‘Jersey Boys’ Trial Starts With War Over Words

     RENO, Nev. (CN) — A lawyer defending former members of the Four Seasons singing group and other creators of the hit musical “Jersey Boys” in a copyright-infringement suit advised jurors that words such as “cool” can’t be owned and cautioned them not to get caught up in the opposition’s sideshows.
     Meanwhile, the attorney for a woman who filed the suit gave the jury a chronology of events leading to the success of the Broadway musical about the Four Seasons. That success, he said, can be traced to an unpublished book at the heart of the copyright dispute that provided a “eureka” moment for the musical’s writers — a compelling story that the play lacked.
     The attorneys, David Korzenik for the defendants and Gregory Guillot for the plaintiff, spent about 2 ½ hours on Tuesday giving opening statements to the jury of six men and three women as the “Jersey Boys” copyright trial got underway in the courtroom of U.S. District Judge Robert Jones. The trial is expected to last several weeks and caps nearly nine years of legal maneuvering.
     Guillot represents Donna Corbello, the widow of Rex Woodard, a Texas lawyer and a devoted Four Seasons fan who in 1988 entered into an agreement with Tommy DeVito to write an autobiography of DeVito’s life as a founding member of the Four Seasons, which had several hit songs in the 1960s. Woodard’s book was finished in 1990, but he died of cancer the following year and the book was never published.
     DeVito registered the book with the U.S. Copyright Office under his name four months before Woodard died, but Corbello didn’t discover this until 2006, according to court documents.
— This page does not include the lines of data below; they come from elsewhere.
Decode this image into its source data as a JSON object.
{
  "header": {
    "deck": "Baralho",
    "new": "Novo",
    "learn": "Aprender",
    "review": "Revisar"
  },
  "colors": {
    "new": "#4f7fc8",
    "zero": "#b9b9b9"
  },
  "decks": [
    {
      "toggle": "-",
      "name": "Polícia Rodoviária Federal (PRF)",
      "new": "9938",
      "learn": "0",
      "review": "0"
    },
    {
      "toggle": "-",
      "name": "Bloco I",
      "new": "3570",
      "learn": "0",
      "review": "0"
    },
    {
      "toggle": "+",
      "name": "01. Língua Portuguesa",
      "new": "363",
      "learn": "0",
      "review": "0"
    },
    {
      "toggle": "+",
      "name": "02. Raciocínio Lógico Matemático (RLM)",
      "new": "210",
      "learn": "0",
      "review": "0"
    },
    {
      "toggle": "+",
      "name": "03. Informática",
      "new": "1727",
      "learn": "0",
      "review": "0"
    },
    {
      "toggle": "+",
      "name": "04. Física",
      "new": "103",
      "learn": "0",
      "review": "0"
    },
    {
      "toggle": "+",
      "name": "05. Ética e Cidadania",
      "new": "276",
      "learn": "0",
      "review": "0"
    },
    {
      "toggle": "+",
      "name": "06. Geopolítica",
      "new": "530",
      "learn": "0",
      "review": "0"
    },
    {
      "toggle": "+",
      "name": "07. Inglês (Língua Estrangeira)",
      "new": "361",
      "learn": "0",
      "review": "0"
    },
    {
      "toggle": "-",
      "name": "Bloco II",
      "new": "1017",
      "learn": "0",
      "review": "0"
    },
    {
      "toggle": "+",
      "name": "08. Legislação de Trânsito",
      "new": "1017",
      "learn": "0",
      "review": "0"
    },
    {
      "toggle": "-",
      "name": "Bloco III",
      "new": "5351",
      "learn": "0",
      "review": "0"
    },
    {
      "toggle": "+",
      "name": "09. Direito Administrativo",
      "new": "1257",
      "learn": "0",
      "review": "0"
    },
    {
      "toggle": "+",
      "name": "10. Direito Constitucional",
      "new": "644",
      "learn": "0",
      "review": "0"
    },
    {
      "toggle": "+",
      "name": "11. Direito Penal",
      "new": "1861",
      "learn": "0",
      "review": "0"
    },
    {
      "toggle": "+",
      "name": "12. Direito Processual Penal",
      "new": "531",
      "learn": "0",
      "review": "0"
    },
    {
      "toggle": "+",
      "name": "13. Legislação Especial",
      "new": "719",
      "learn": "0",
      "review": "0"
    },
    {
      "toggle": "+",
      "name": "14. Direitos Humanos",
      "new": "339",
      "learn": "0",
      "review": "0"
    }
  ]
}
At the time, she and her sister-in-law were seeking to get the book published on the heels of the success of “Jersey Boys,” which debuted on Broadway in 2005 and won four 2006 Tony Awards, including Best Musical.
     Corbello then had her late husband added as a co-author of the book in the copyright registration.
     Corbello filed the copyright-infringement suit in 2007, claiming that the musical is at least partly derived from the book.
     In addition to DeVito, the suit eventually named as defendants the writers, director and producers of “Jersey Boys,” as well as former Four Seasons members Frankie Valli and Bob Gaudio.
     In his opening statement, Guillot said the case against DeVito has been settled. He did not provide details.
     Guillot told jurors that the defendants used Woodard’s unpublished book to “create a story that had eluded them for years” while they tried to create a musical based on the Four Seasons. The evidence, he said, will show that they “struggled to find the right story to bring to the stage until they got their hands on Woodard’s unpublished work,” which he called a “eureka moment.”
     He urged jurors to “listen and watch the evidence of the importance of the story to the play” as well as the importance of the DeVito character.
     The writers and director of “Jersey Boys” were “juiced about their contacts with DeVito,” he said.
     “You will see direct copying from the book,” Guillot told jurors, adding that a big chunk of the play used events selected by the book’s writer.
     Guillot also told the jury that the defendants’ story continues to change, from outright denial to saying they used the book only for research and finally saying they copied only unprotected facts.
     In his opening, Korzenik said the bulk of the examples of verbatim copying cited by the plaintiff are single words or two-word phrases, including “cool” and “social movement,” that can’t be owned.
     The defendants’ attorney told jurors they have all they need to decide the case by comparing the manuscript of the book with the musical. Jurors watched a videotape of the musical on the first day of the trial before listening to opening statements.
     “If it’s not in the final (the play), it’s not in the case,” Korzenik said on several occasions, contending that nothing in the musical is highly similar to the book.
     “All of their (plaintiff’s) other stories are sideshows,” he said.
     Korzenik took issue with Guillot’s statements that the book came first and the play had nothing going for it before then, calling it backwards. The musical, he said, was “greenlighted way before this biography got into anybody’s hands,” with writers using other sources for material.
     Korzenik also stressed that actual events, real people, places and facts can’t be protected by copyright.
     “Things that happen” can’t be owned, he said. “These things happened to the very people being sued.”
     Members of the Four Seasons “remember what happened to them,” Korzenik said. Of DeVito, he said, “We forgot all about that guy? That’s what they want you to think.”
     Before the opening statements, the judge advised jurors that a historical work has “thin” copyright protection, requiring them to find substantial similarities.